Horses To Follow » Mon Parrain

Mon Parrain

Mon Parrain was put up here after a very good round of jumping saw him cruise to a 22-length win on his British debut in a handicap chase at Sandown off a mark of 133, and his jumping was arguably even better over the National fences in the Topham Chase last week. Many may mark the five-year-old down as having stamina and class limitations off this new mark of 149 after this, but that would probably be a mistake. He jumped the last like a fresh horse, not a tired one, and he just seemed to idle out in front as they came to the elbow. He visibly picked up again after Always Waining had gone past him (taking the elbow with the better line), going away from Scotsirish in third and closing again on the winner.
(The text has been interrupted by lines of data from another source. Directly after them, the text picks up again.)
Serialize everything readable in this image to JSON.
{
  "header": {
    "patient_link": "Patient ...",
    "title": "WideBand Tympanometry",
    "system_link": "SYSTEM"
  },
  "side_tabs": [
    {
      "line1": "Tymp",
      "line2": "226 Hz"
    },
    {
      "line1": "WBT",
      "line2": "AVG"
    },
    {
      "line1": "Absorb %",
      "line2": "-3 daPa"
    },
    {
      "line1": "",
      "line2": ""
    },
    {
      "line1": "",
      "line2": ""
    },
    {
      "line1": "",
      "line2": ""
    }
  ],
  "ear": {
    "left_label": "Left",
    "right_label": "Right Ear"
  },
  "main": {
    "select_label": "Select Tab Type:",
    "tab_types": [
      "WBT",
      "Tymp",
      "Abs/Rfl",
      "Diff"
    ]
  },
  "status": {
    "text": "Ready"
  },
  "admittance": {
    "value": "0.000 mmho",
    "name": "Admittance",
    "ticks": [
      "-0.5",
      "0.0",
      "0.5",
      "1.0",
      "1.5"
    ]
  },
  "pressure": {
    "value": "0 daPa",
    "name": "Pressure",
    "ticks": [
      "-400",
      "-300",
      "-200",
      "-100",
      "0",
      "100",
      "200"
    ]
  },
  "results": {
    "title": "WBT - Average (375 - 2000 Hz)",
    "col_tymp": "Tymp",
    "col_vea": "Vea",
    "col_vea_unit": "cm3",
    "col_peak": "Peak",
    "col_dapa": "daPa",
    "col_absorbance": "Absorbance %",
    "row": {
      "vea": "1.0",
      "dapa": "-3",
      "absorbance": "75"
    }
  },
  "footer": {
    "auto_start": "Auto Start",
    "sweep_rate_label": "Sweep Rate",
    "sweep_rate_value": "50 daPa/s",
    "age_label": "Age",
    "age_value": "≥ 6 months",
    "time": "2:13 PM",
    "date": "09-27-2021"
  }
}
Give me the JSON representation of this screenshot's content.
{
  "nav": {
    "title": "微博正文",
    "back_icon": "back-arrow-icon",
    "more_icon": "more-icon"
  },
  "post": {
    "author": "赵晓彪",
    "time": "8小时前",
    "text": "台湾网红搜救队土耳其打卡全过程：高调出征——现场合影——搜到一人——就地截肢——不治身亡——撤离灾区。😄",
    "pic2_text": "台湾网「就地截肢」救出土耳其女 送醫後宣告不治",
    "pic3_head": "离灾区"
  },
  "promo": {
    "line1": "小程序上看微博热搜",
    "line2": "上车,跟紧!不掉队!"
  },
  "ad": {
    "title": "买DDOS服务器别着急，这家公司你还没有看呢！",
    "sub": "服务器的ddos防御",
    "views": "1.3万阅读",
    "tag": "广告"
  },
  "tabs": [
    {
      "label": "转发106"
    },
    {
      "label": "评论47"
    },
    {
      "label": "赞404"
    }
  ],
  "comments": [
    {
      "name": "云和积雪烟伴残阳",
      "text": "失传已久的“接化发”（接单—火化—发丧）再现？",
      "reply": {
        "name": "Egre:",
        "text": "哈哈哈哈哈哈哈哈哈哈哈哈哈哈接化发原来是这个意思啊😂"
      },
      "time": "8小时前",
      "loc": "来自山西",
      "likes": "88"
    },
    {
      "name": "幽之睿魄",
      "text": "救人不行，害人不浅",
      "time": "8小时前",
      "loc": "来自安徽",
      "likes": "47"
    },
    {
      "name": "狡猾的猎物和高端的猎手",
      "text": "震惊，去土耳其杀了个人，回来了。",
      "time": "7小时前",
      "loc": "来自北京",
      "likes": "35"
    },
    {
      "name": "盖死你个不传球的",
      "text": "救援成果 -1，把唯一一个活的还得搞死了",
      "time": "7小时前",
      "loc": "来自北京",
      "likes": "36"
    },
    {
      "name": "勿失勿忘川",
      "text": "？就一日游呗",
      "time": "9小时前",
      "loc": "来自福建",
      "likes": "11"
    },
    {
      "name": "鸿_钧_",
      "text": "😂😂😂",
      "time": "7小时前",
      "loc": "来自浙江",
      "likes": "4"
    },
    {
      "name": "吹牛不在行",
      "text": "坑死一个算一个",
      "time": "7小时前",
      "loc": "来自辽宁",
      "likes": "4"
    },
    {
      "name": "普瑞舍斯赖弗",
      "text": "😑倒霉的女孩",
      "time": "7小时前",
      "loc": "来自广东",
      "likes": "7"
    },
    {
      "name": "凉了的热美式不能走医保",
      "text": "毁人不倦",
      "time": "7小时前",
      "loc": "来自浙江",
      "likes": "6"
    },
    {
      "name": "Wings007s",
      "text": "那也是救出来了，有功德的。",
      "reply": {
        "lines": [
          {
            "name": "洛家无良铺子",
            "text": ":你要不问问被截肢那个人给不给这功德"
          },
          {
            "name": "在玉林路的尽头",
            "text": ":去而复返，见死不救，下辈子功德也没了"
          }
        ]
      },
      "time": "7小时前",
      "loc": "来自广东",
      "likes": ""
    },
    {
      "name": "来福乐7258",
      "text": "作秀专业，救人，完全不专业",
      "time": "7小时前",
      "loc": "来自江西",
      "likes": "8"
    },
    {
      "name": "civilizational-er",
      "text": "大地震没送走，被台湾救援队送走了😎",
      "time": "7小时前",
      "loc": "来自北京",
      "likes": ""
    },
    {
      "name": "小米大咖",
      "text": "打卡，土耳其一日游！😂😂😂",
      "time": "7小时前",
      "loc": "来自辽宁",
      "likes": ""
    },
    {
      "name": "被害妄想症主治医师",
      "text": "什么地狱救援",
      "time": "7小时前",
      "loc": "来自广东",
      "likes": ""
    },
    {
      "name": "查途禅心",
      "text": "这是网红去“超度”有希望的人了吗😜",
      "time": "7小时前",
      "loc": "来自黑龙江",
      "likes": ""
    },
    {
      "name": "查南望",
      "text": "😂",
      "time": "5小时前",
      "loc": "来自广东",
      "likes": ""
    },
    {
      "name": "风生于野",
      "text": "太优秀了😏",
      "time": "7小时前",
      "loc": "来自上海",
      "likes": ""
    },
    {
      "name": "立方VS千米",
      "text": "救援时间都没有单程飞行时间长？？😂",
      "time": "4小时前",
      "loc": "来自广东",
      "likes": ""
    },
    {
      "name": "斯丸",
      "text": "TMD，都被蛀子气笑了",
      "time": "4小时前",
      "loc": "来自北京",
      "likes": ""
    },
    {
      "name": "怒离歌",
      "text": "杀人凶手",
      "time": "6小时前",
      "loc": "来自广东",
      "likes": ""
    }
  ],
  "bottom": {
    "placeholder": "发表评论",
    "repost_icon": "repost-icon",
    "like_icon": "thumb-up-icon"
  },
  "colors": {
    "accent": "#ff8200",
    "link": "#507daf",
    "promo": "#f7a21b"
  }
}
Although he was beaten here, it was probably a step up on the Sandown form, as that form was slightly questionable as he beat some of exposed, out of form horses that day, albeit visually hugely impressively, and the second and third have upheld the form since, the second running particularly well in a veterans’ chase at Ascot next time out. Always Waining is a completely different horse around the National fences, really coming alive around here and, having won this last year, he had been trained for the National itself all year so would have come here in peak form. Yet Mon Parrain, half his age and giving him 16lb, looked all over the winner having jumped the last, with Ruby Walsh yet to move on him. In hindsight, Ruby might have held onto the horse for longer as being out in front on the long run-in gave the second horse a clear target to run at, although in fairness, the horse was jumping and travelling so well he practically took himself to the front down the side.

Mon Parrain remains a hugely exciting prospect, and while some are talking him up as being a potential National candidate now for next year, that is an unrealistic target for a six-year-old, even one who jumps as well as him. Besides, he could easily have developed into a serious pattern race animal by then. In the shorter term, he could be one for the Paddy Power Gold Cup at Cheltenham in November, as he has proved here he has no trouble jumping in a big field that contest often goes to a progressive young horse who will go on to prove themselves a lot better – Celestial Gold and Exotic Dancer won it as six-year-olds in recent years, and Imperial Commander won it in 2008.

8th April 2011